▶ _ACTION ITEM_: Show the lines below that contain the string "screenshot".

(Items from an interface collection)
+--

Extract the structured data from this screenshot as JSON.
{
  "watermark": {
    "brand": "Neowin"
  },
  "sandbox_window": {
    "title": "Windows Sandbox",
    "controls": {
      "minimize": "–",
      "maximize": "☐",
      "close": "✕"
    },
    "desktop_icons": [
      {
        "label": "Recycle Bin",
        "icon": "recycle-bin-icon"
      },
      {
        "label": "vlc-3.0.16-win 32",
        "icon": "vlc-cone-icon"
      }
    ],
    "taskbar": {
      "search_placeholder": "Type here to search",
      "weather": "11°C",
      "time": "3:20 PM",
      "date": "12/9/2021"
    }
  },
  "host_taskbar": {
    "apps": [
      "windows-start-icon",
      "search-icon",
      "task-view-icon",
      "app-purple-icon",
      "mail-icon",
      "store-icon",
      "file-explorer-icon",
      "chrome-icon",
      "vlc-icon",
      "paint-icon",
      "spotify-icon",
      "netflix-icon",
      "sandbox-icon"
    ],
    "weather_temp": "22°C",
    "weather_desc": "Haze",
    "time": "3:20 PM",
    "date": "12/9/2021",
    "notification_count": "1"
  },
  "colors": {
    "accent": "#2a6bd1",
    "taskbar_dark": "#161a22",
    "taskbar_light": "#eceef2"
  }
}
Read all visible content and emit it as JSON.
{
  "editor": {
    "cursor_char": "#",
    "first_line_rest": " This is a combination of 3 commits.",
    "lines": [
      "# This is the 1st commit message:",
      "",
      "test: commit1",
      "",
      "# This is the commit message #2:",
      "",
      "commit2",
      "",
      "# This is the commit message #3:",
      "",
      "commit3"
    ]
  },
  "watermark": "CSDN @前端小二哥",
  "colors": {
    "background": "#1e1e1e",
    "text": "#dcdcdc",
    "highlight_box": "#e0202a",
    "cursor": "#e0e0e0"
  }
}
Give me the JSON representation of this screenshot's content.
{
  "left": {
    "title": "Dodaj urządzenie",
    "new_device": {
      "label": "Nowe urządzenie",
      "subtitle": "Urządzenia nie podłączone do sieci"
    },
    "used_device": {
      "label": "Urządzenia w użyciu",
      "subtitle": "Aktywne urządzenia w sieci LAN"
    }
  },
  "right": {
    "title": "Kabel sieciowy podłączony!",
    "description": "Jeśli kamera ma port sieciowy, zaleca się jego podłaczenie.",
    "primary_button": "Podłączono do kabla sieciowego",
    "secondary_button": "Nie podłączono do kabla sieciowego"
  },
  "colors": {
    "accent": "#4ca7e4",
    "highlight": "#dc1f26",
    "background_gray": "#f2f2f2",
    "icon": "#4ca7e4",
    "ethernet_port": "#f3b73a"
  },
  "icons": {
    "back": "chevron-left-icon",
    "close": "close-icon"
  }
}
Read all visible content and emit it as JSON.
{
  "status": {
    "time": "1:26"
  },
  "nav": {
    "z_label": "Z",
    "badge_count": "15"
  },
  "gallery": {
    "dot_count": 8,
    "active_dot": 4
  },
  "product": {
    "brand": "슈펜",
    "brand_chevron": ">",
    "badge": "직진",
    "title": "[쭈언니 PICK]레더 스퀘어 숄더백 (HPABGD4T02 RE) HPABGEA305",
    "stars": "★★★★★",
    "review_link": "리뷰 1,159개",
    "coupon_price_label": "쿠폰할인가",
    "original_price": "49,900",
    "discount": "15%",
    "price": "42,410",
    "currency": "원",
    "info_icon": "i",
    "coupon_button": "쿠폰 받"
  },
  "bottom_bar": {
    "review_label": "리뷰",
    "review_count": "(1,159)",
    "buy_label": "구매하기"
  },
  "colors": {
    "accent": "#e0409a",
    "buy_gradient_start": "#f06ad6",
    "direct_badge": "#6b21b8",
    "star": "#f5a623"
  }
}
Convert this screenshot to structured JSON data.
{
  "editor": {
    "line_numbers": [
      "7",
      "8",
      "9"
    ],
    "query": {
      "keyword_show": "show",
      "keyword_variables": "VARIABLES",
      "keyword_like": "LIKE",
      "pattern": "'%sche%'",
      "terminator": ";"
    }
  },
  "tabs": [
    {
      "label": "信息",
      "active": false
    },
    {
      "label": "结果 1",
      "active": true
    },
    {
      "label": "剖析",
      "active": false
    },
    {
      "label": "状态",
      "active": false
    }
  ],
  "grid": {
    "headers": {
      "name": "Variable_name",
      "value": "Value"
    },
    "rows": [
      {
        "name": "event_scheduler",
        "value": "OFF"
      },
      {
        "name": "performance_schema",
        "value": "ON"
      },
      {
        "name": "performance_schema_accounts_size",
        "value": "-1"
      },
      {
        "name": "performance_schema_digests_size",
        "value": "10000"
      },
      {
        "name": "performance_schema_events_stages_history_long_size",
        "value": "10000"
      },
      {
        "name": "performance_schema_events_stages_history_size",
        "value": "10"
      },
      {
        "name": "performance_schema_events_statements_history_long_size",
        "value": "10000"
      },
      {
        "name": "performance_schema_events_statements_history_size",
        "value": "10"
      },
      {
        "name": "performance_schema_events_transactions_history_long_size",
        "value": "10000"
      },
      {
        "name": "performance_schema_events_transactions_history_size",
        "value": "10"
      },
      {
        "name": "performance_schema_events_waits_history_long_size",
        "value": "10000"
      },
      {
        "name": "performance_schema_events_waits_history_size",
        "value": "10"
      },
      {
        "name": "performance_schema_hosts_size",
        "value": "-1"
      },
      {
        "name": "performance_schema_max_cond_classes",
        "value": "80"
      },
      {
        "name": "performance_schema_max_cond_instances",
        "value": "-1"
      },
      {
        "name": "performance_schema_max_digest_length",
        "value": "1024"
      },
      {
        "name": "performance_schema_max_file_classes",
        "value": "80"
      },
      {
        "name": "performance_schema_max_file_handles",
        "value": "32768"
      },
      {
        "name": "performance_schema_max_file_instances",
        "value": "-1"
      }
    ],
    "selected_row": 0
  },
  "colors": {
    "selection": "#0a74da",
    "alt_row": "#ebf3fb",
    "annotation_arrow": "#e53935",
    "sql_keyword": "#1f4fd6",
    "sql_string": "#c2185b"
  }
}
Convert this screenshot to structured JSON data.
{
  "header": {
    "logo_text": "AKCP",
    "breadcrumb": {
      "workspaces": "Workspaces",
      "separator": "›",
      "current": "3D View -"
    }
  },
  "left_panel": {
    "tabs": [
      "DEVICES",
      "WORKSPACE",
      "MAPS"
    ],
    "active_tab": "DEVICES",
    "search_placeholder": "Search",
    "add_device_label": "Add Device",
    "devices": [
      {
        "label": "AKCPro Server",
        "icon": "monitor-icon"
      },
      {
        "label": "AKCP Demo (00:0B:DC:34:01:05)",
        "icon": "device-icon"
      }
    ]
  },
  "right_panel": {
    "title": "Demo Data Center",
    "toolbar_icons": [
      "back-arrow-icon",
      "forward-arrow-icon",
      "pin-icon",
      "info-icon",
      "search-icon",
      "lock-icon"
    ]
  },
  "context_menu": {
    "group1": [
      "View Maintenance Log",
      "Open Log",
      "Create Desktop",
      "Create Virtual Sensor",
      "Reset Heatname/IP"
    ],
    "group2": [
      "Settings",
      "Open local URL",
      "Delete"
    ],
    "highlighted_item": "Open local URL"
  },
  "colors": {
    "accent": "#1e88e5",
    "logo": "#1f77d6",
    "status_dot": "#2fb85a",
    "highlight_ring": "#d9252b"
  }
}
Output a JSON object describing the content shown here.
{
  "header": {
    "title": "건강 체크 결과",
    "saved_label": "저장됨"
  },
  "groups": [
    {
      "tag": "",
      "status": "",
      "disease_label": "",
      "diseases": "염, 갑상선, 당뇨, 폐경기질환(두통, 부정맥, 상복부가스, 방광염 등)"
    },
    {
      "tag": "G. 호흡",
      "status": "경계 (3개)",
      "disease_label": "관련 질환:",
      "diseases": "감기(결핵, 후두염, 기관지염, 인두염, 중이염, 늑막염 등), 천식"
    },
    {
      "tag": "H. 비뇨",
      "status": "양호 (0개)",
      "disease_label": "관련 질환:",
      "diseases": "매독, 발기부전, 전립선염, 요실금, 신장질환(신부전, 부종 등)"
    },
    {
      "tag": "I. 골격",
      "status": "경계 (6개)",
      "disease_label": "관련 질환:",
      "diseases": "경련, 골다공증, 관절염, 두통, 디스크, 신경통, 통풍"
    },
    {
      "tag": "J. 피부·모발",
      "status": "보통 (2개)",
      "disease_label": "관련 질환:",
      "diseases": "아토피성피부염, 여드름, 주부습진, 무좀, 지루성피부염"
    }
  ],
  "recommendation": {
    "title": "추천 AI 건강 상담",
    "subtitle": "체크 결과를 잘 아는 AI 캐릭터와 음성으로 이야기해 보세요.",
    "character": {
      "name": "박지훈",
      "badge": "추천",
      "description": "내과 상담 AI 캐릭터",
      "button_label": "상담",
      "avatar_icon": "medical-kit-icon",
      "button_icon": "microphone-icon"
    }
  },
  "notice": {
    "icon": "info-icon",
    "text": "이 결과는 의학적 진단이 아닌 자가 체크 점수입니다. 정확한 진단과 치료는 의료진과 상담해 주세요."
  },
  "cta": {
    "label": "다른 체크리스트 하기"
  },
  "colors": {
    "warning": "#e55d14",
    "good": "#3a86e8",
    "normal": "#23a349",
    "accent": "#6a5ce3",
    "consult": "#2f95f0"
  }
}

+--

▶ _FINISHED EXERCISE_:
Extract the structured data from this screenshot as JSON.
Give me the JSON representation of this screenshot's content.
Convert this screenshot to structured JSON data.
Convert this screenshot to structured JSON data.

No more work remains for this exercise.